In Yediot Ahronot (Aug. 3), Michel Dor, who is neither gay nor religious, wonders if the killer was a jilted lover, “maybe someone who wasn’t loved back? Or maybe a mentally unstable individual who decided to take action?”
If someone were to shoot up a shul or yeshiva, “and there was uncertainty in respect to the perpetrator,” asks Dor, “who would the religious community have to blame? Members of Meretz? The radical left?”
Yediot Ahronot (Aug. 4) headlined an Orthodox complaint: “Haredi Public Used As Punching Bag.” Moshe Glasner, editor of the Kikar HaShabbat website, said Israel is experiencing “an unprecedented incitement campaign against the haredim.”
The Jerusalem Post (Aug. 2) also sensed something was wrong. Their editorial said, “Some in the media and in the political establishment have jumped to the conclusion that the rampage was motivated by homophobia.... We reserve judgment...”
Imagine that. That’s what old-fashioned journalists – and rabbis, for that matter -- used to do before they had the facts. They reserved judgment.
Said the Jerusalem Post, “it is important to maintain perspective.
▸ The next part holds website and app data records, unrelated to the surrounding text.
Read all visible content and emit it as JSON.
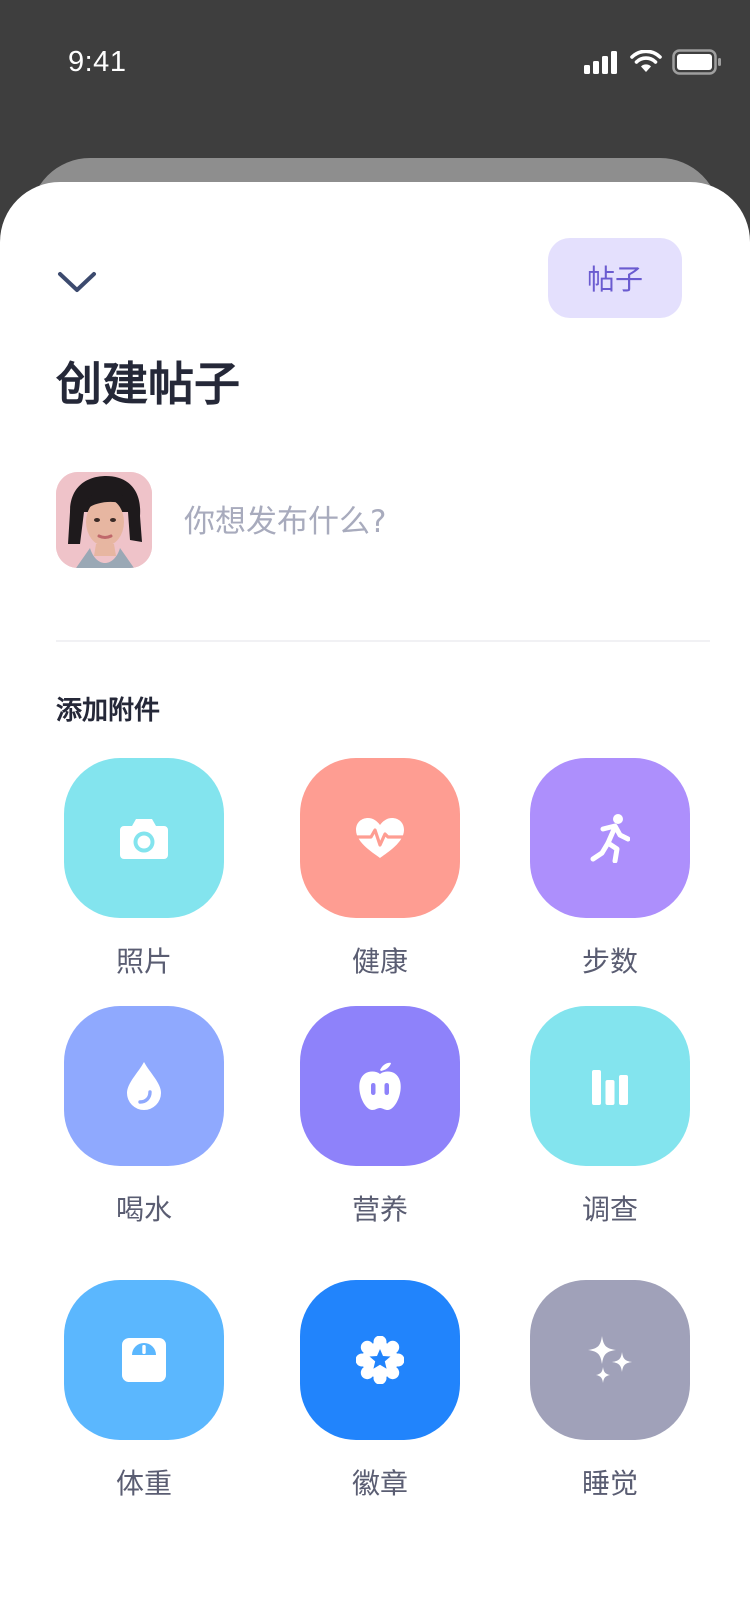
{
  "status_bar": {
    "time": "9:41",
    "icons": [
      "cellular-signal-icon",
      "wifi-icon",
      "battery-icon"
    ]
  },
  "header": {
    "collapse_icon": "chevron-down-icon",
    "post_button_label": "帖子",
    "title": "创建帖子"
  },
  "composer": {
    "avatar": "user-avatar",
    "placeholder": "你想发布什么?",
    "value": ""
  },
  "attachments": {
    "section_title": "添加附件",
    "items": [
      {
        "label": "照片",
        "icon": "camera-icon",
        "color": "#83e4ee"
      },
      {
        "label": "健康",
        "icon": "heart-pulse-icon",
        "color": "#fe9d92"
      },
      {
        "label": "步数",
        "icon": "running-person-icon",
        "color": "#ad8ffc"
      },
      {
        "label": "喝水",
        "icon": "water-drop-icon",
        "color": "#8fa9fe"
      },
      {
        "label": "营养",
        "icon": "apple-icon",
        "color": "#8e82fa"
      },
      {
        "label": "调查",
        "icon": "bar-chart-icon",
        "color": "#83e4ee"
      },
      {
        "label": "体重",
        "icon": "scale-icon",
        "color": "#5bb7fe"
      },
      {
        "label": "徽章",
        "icon": "badge-icon",
        "color": "#2184fc"
      },
      {
        "label": "睡觉",
        "icon": "sparkle-icon",
        "color": "#a0a1b9"
      }
    ]
  }
}
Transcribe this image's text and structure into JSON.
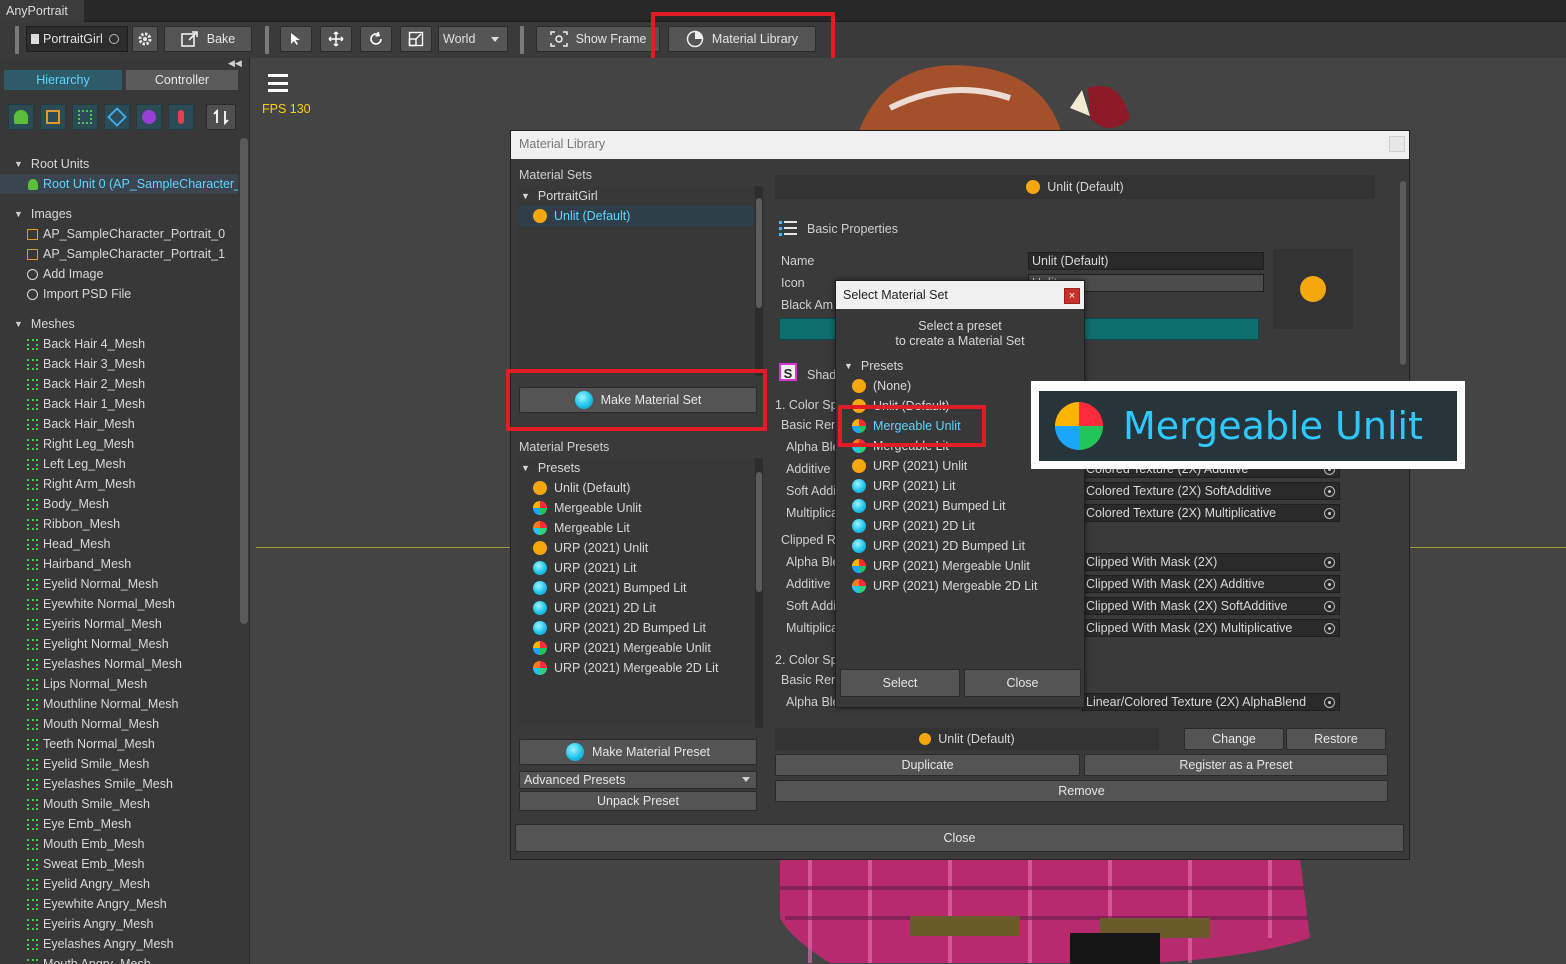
{
  "app": {
    "title": "AnyPortrait"
  },
  "toolbar": {
    "portrait_name": "PortraitGirl",
    "bake_label": "Bake",
    "world_label": "World",
    "show_frame_label": "Show Frame",
    "material_library_label": "Material Library"
  },
  "left_panel": {
    "tabs": [
      "Hierarchy",
      "Controller"
    ],
    "root_units_label": "Root Units",
    "root_unit": "Root Unit 0 (AP_SampleCharacter_",
    "images_label": "Images",
    "images": [
      "AP_SampleCharacter_Portrait_0",
      "AP_SampleCharacter_Portrait_1"
    ],
    "add_image": "Add Image",
    "import_psd": "Import PSD File",
    "meshes_label": "Meshes",
    "meshes": [
      "Back Hair 4_Mesh",
      "Back Hair 3_Mesh",
      "Back Hair 2_Mesh",
      "Back Hair 1_Mesh",
      "Back Hair_Mesh",
      "Right Leg_Mesh",
      "Left Leg_Mesh",
      "Right Arm_Mesh",
      "Body_Mesh",
      "Ribbon_Mesh",
      "Head_Mesh",
      "Hairband_Mesh",
      "Eyelid Normal_Mesh",
      "Eyewhite Normal_Mesh",
      "Eyeiris Normal_Mesh",
      "Eyelight Normal_Mesh",
      "Eyelashes Normal_Mesh",
      "Lips Normal_Mesh",
      "Mouthline Normal_Mesh",
      "Mouth Normal_Mesh",
      "Teeth Normal_Mesh",
      "Eyelid Smile_Mesh",
      "Eyelashes Smile_Mesh",
      "Mouth Smile_Mesh",
      "Eye Emb_Mesh",
      "Mouth Emb_Mesh",
      "Sweat Emb_Mesh",
      "Eyelid Angry_Mesh",
      "Eyewhite Angry_Mesh",
      "Eyeiris Angry_Mesh",
      "Eyelashes Angry_Mesh",
      "Mouth Angry_Mesh"
    ]
  },
  "viewport": {
    "fps": "FPS 130"
  },
  "material_library": {
    "title": "Material Library",
    "material_sets_label": "Material Sets",
    "set_group": "PortraitGirl",
    "set_selected": "Unlit (Default)",
    "make_material_set": "Make Material Set",
    "material_presets_label": "Material Presets",
    "presets_group": "Presets",
    "presets": [
      {
        "name": "Unlit (Default)",
        "icon": "orange"
      },
      {
        "name": "Mergeable Unlit",
        "icon": "multi"
      },
      {
        "name": "Mergeable Lit",
        "icon": "multi2"
      },
      {
        "name": "URP (2021) Unlit",
        "icon": "orange"
      },
      {
        "name": "URP (2021) Lit",
        "icon": "cyan"
      },
      {
        "name": "URP (2021) Bumped Lit",
        "icon": "cyan"
      },
      {
        "name": "URP (2021) 2D Lit",
        "icon": "cyan"
      },
      {
        "name": "URP (2021) 2D Bumped Lit",
        "icon": "cyan"
      },
      {
        "name": "URP (2021) Mergeable Unlit",
        "icon": "multi"
      },
      {
        "name": "URP (2021) Mergeable 2D Lit",
        "icon": "multi2"
      }
    ],
    "make_material_preset": "Make Material Preset",
    "advanced_presets": "Advanced Presets",
    "unpack_preset": "Unpack Preset",
    "header_name": "Unlit (Default)",
    "basic_properties": "Basic Properties",
    "name_label": "Name",
    "name_value": "Unlit (Default)",
    "icon_label": "Icon",
    "icon_value": "Unlit",
    "black_am_label": "Black Am",
    "shader_label": "Shad",
    "color_space_1": "1. Color Sp",
    "basic_ren_1": "Basic Ren",
    "alpha_ble_1": "Alpha Ble",
    "additive_1": "Additive",
    "soft_addi_1": "Soft Addi",
    "multiplica_1": "Multiplica",
    "clipped_r": "Clipped R",
    "alpha_ble_2": "Alpha Ble",
    "additive_2": "Additive",
    "soft_addi_2": "Soft Addi",
    "multiplica_2": "Multiplica",
    "color_space_2": "2. Color Sp",
    "basic_ren_2": "Basic Ren",
    "alpha_ble_3": "Alpha Ble",
    "fields": {
      "additive": "Colored Texture (2X) Additive",
      "soft_additive": "Colored Texture (2X) SoftAdditive",
      "multiplicative": "Colored Texture (2X) Multiplicative",
      "clip": "Clipped With Mask (2X)",
      "clip_additive": "Clipped With Mask (2X) Additive",
      "clip_soft": "Clipped With Mask (2X) SoftAdditive",
      "clip_mult": "Clipped With Mask (2X) Multiplicative",
      "linear_alpha": "Linear/Colored Texture (2X) AlphaBlend"
    },
    "footer_name": "Unlit (Default)",
    "change": "Change",
    "restore": "Restore",
    "duplicate": "Duplicate",
    "register_preset": "Register as a Preset",
    "remove": "Remove",
    "close": "Close"
  },
  "select_dialog": {
    "title": "Select Material Set",
    "close_x": "×",
    "instruction_1": "Select a preset",
    "instruction_2": "to create a Material Set",
    "presets_group": "Presets",
    "items": [
      {
        "name": "(None)",
        "icon": "orange"
      },
      {
        "name": "Unlit (Default)",
        "icon": "orange"
      },
      {
        "name": "Mergeable Unlit",
        "icon": "multi"
      },
      {
        "name": "Mergeable Lit",
        "icon": "multi2"
      },
      {
        "name": "URP (2021) Unlit",
        "icon": "orange"
      },
      {
        "name": "URP (2021) Lit",
        "icon": "cyan"
      },
      {
        "name": "URP (2021) Bumped Lit",
        "icon": "cyan"
      },
      {
        "name": "URP (2021) 2D Lit",
        "icon": "cyan"
      },
      {
        "name": "URP (2021) 2D Bumped Lit",
        "icon": "cyan"
      },
      {
        "name": "URP (2021) Mergeable Unlit",
        "icon": "multi"
      },
      {
        "name": "URP (2021) Mergeable 2D Lit",
        "icon": "multi2"
      }
    ],
    "selected_index": 2,
    "select_button": "Select",
    "close_button": "Close"
  },
  "callout": {
    "label": "Mergeable Unlit"
  },
  "colors": {
    "accent_cyan": "#5fd4ff",
    "highlight_red": "#e21c24",
    "fps_yellow": "#f5d200"
  }
}
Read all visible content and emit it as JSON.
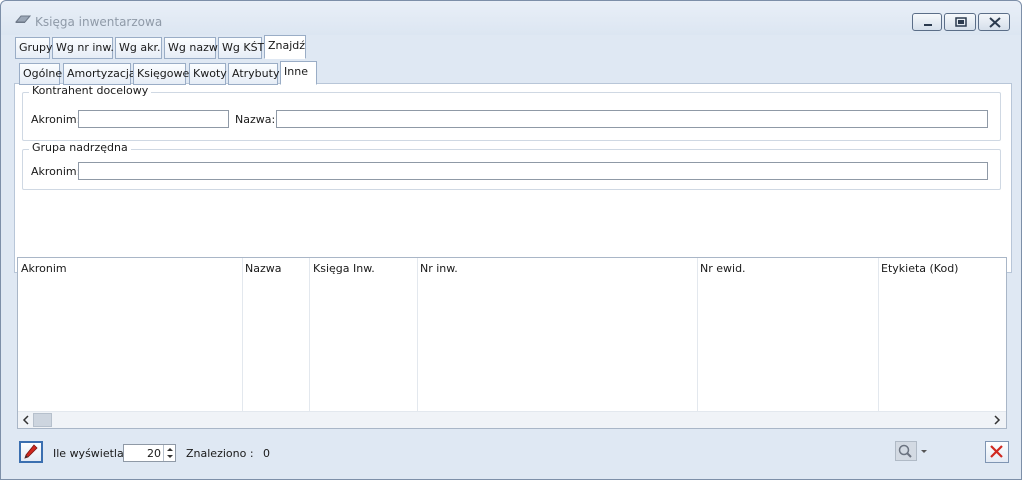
{
  "window": {
    "title": "Księga inwentarzowa"
  },
  "tabs_top": [
    {
      "label": "Grupy"
    },
    {
      "label": "Wg nr inw."
    },
    {
      "label": "Wg akr."
    },
    {
      "label": "Wg nazw"
    },
    {
      "label": "Wg KŚT"
    },
    {
      "label": "Znajdź"
    }
  ],
  "tabs_sub": [
    {
      "label": "Ogólne"
    },
    {
      "label": "Amortyzacja"
    },
    {
      "label": "Księgowe"
    },
    {
      "label": "Kwoty"
    },
    {
      "label": "Atrybuty"
    },
    {
      "label": "Inne"
    }
  ],
  "kontrahent": {
    "group_title": "Kontrahent docelowy",
    "akronim_label": "Akronim:",
    "akronim_value": "",
    "nazwa_label": "Nazwa:",
    "nazwa_value": ""
  },
  "grupa": {
    "group_title": "Grupa nadrzędna",
    "akronim_label": "Akronim:",
    "akronim_value": ""
  },
  "grid": {
    "columns": [
      "Akronim",
      "Nazwa",
      "Księga Inw.",
      "Nr inw.",
      "Nr ewid.",
      "Etykieta (Kod)"
    ],
    "rows": []
  },
  "footer": {
    "ile_label": "Ile wyświetlać:",
    "ile_value": "20",
    "znaleziono_label": "Znaleziono :",
    "znaleziono_value": "0"
  },
  "icons": {
    "title": "book-icon",
    "edit": "pencil-icon",
    "search": "magnifier-icon",
    "close": "red-x-icon"
  },
  "colors": {
    "window_bg": "#dfe8f3",
    "accent_blue": "#3b6fb0",
    "close_red": "#d0281f"
  }
}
Whoever did it — gay or straight, observant or secular — was a wild weed and not indicative of their community.”
In any case, Israeli gays “are not oppressed,” said the Jerusalem Post. “Same-sex couples can today legally adopt children. Gay marriages abroad can be registered as legal in Israel ... Contrast the situation in Israel to gay life in neighboring Arab and Moslem countries.”
If anyone is persecuted in Tel Aviv it is the ultra-Orthodox, which may explain the rush to judgment. The Los Angeles Times (Aug. 6) noticed that secular Jews in one Tel Aviv neighborhood “organized a campaign to drive the haredim out,” the secular anger aimed even at the genial Lubavitchers.
Back in the spring, Haaretz headlined (May 14), “Anti-Semitism is Rearing Its Head in Tel Aviv;” anti-Orthodoxy, to be more exact.
Gideon Levy, writing in Haaretz, noted that “the entry of a handful of ultra-Orthodox Jews to [one] lovely, modest and tranquil neighborhood has provoked an unlovely wave of racism, tearing the thin veil of openness and liberality from this seemingly left-wing community. If anyone were to behave this way toward Israeli Arabs, the residents might raise a hue and cry, but when it comes to haredim the gloves are off because attacking the ‘blacks’ is the fashion.”
Haredim, he writes, are “the punching bag of the left. What nationalist Israelis do to the Arabs, the left does to the ultra-Orthodox. There’s no difference. Demonization, dehumanization, scare tactics and the sowing of hatred. Hatred of the Other is the same, whether the Other’s name is Mohammed or Leibele, whether he wears a kaffiyeh or a shtreimel. It makes no difference whether the racist is an Arab-hating Kahanist or a Haredim-hating leftist: He is still a racist.”